DALLAS — The stairs outside the Frank Crowley Courts Building set the stage for dozens of community members who wanted to speak out Monday before former Dallas Police Officer Amber Guyger’s murder trial officially began.
Guyger is charged in the Sept. 6, 2018 shooting death of 26-year-old Botham Shem Jean. Guyger claims she mistook Jean’s apartment for her own when she shot and killed him.
A diverse group of faith leaders, including members of Dallas Area Preachers and Church Leaders, gathered for a prayer vigil outside the courthouse. Some of the faith leaders knew Botham Jean.
"We are in need of God’s spirit this morning and throughout this trial," said Pastor Sammie Berry, of the West Dallas Church of Christ.
The faith leaders organized a prayer circle in support of Jean’s family. Some of them said their main mission was to pray for justice in the case.
"I think it’s important that pastors -- white pastors, Hispanic, black -- all leaders in our city, people in our city come together, to say that we desire peace justice and unity in our city," said Dr. Jeff Warren, of Park Cities Baptist Church said.
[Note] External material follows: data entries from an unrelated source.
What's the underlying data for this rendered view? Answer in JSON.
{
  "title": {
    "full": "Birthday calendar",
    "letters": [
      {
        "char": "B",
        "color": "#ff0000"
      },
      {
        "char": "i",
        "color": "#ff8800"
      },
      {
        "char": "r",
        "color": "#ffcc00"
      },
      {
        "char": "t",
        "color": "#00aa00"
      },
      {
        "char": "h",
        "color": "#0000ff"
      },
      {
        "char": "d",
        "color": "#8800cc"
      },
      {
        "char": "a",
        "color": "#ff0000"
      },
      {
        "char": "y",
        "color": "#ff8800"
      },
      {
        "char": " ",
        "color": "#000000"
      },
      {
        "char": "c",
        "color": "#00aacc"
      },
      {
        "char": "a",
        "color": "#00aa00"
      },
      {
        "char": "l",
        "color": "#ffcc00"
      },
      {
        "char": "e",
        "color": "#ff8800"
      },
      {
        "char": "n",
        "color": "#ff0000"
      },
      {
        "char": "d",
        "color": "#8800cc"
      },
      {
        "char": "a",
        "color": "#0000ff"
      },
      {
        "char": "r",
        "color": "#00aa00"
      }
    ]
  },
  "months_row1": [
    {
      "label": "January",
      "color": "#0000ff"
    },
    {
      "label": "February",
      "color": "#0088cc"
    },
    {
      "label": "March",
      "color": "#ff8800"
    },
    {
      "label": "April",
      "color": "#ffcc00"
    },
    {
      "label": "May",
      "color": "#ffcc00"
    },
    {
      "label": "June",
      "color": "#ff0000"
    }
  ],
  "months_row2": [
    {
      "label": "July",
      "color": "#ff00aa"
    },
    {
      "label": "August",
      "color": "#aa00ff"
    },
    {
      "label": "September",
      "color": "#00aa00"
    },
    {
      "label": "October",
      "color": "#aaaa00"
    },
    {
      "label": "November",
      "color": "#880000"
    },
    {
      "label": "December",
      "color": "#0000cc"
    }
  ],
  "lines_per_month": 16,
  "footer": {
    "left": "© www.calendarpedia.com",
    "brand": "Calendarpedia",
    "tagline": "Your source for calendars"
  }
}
A group of activists with Next Generation Action Network organized a separate rally following the prayer vigil.
Community activist Alpha Thomas was among the large crowd who showed up to the rally. She held a sign reading "We Want Justice."
"What’s top of mind for me, as this trial starts ... is justice," she said. "Ensuring that justice prevails.”
Some community members were intentional in voicing their concerns.
“I am sick and tired of being sick and tired,” said activist Tezlyn Figaro.
The rally took a different tone.
"Instead of focusing on what we are going to do, let’s focus on what the police officers is going to do," Figaro said. "To have somebody shot down in their house minding their own business should be the problem.”
Knowing emotions are high, some in the group commented on how great the stakes are, as residents prepare to watch the trial play out.
"If failures in this case come … we will continue to make sure that justice is served in the most peaceful way, but also in a civil disobedient way," said activist Dominique Alexander.
People watching Guyger’s trial know the coming days will be tough. Even those from Botham Jean’s native country Saint Lucia expressed concern.
Safiia Paul wore the flag of Saint Lucia as she entered the courthouse.
"I’m afraid that justice will not be served,” Paul said. “Unfortunately, because I haven’t seen any evidence of it being served in other cases.”
Lawyers say Guyger’s trial could last about two weeks. Defense attorneys suggested Guyger could share her own story from the witness stand at some point during the trial.